Of course not all the problems of being a resource-hog can be attributed to the high requirements. Compounding the issue is the fact that the engine is very, VERY clunky. The movement and scrolling, even at the lowest detail level on a super-powered system is slow and choppy. It is somewhat confusing given that the game uses the same engine as in The Elder Scrolls: Arena, but Arena was far smoother and playable. The keyboard and joystick control options are useless, and provide either an infuriatingly slow turning radius or completely imprecise, choppy aiming control. I suppose that this was the price that had to be paid for the amazing visuals and large play-area.
The main problem with Terminator Rampage, despite all of its interesting ideas and polished graphics, is the disappointing, confusing, and frustrating level design. There are really two separate areas of criticism here, so they should really be split up: The gameplay itself, and the actual level design.
As to the gameplay, the game takes a primitive Wolfenstein-styled approach.
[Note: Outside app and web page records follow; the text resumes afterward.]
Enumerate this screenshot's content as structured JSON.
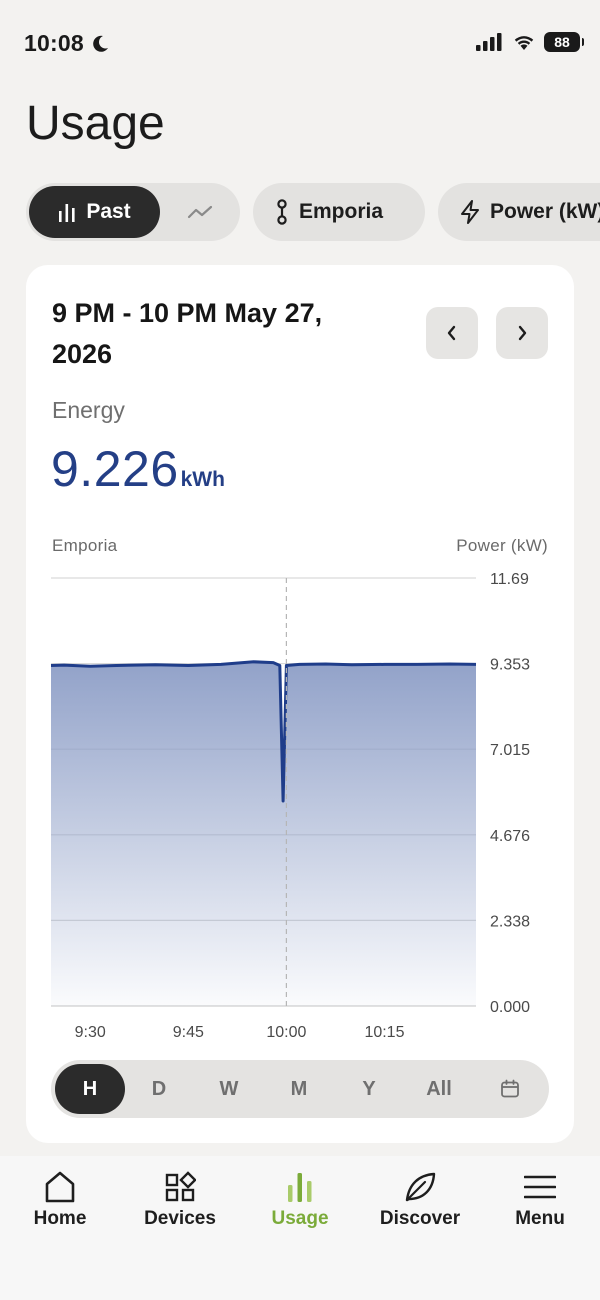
{
  "status": {
    "time": "10:08",
    "battery": "88"
  },
  "page": {
    "title": "Usage"
  },
  "filters": {
    "past_label": "Past",
    "device_label": "Emporia",
    "metric_label": "Power (kW)"
  },
  "card": {
    "range_title": "9 PM - 10 PM May 27, 2026",
    "energy_label": "Energy",
    "energy_value": "9.226",
    "energy_unit": "kWh"
  },
  "chart_data": {
    "type": "area",
    "series_label": "Emporia",
    "ylabel": "Power (kW)",
    "y_ticks": [
      "11.69",
      "9.353",
      "7.015",
      "4.676",
      "2.338",
      "0.000"
    ],
    "ylim": [
      0,
      11.69
    ],
    "x_ticks": [
      "9:30",
      "9:45",
      "10:00",
      "10:15"
    ],
    "grid": true,
    "x": [
      "9:24",
      "9:26",
      "9:30",
      "9:34",
      "9:40",
      "9:45",
      "9:50",
      "9:55",
      "9:58",
      "9:59",
      "9:59.5",
      "10:00",
      "10:02",
      "10:06",
      "10:10",
      "10:15",
      "10:20",
      "10:25",
      "10:29"
    ],
    "values": [
      9.3,
      9.31,
      9.28,
      9.3,
      9.32,
      9.3,
      9.33,
      9.4,
      9.38,
      9.3,
      5.6,
      9.3,
      9.33,
      9.34,
      9.32,
      9.33,
      9.33,
      9.34,
      9.33
    ],
    "line_color": "#1f3d8a",
    "fill_color": "#8c9dc6"
  },
  "period": {
    "options": [
      "H",
      "D",
      "W",
      "M",
      "Y",
      "All"
    ],
    "selected": "H"
  },
  "bottom_nav": {
    "items": [
      "Home",
      "Devices",
      "Usage",
      "Discover",
      "Menu"
    ],
    "active": "Usage",
    "active_color": "#7bab3a"
  }
}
Kill everything that moves, get the elevator key, collect parts to make a Phased Plasma Rifle (the V-TEC rifle as it is called ingame), and progress to the next sublevel. The game offers no real improvements on the genre and is only aggravated by the slow, unoptimized controls. The game also exhibits an almost unheard-of difficulty. Enemies dish out a lot of damage, but health and ammo are placed so sparsely that finding any can take an hour or more. By that time though it is likely you will either be so far from being able to heal adequately or so bored that you've already given up. The placement of weapons and health are so sporadic and isolated in the humongous levels that it makes playing the game without cheating an exercise in masochism. It is like Bethesda had a team meeting and asked themselves "How can we make this game so impossible that it artificially extends the playtime by hundreds of hours?" These factors may not be a deathblow to the gameplay by themselves, but when coupled with the atrocious level design, they ascend into a new rung of frustration.
And the level design. Imagine if you will, the levels in Wolfenstein or Corridor 7 if you have played those games (essentially small to medium-sized mazes that are relatively easy to navigate). Now cube the size of the mazes and add a single key and V-TEC part in some far-off corner of the level with absolutely NO indicators to where they might be. Fill said levels with overwhelming amounts of enemies, give inadequate supplies, and make the flow and setting of the levels have no purpose whatsoever.
Essentially, all of the levels are gigantic mazes repeated over and over again with only slightly-variating textures and settings. The levels only get worse as the game progresses, like the developers ran out of ideas and thought to themselves "Well, we don't know what to make anymore, so we'll just fill the last 20 levels of the game with nondescript brick walls and dirt tunnels." I actually spent the time to beat this game when I was younger, and I wouldn't even think of attempting it again. It makes the game, above all else, boring. Unfortunately despite all of the game's strong-points, the simple fact that it loses the entirety of its fun factor over a short period of time ruins its staying power.
There was a reason Doom completely drowned out Terminator Rampage in the Christmas rush of 1993, and that reason was playability.
The Bottom LineWhile the game is impressive on a superficial basis, its lacking level design, drawn-out gameplay, and flawed execution bring what could have been a fantastic and groundbreaking game to a level best described as mediocre. It is unfortunate as the game really wants to succeed at its core, but poor decisions on Bethesda's part in regards to fun-factor and playability ensured this Terminator's fate: to be beached upon the shores of hell in the wake of the FPS revolution soon to come.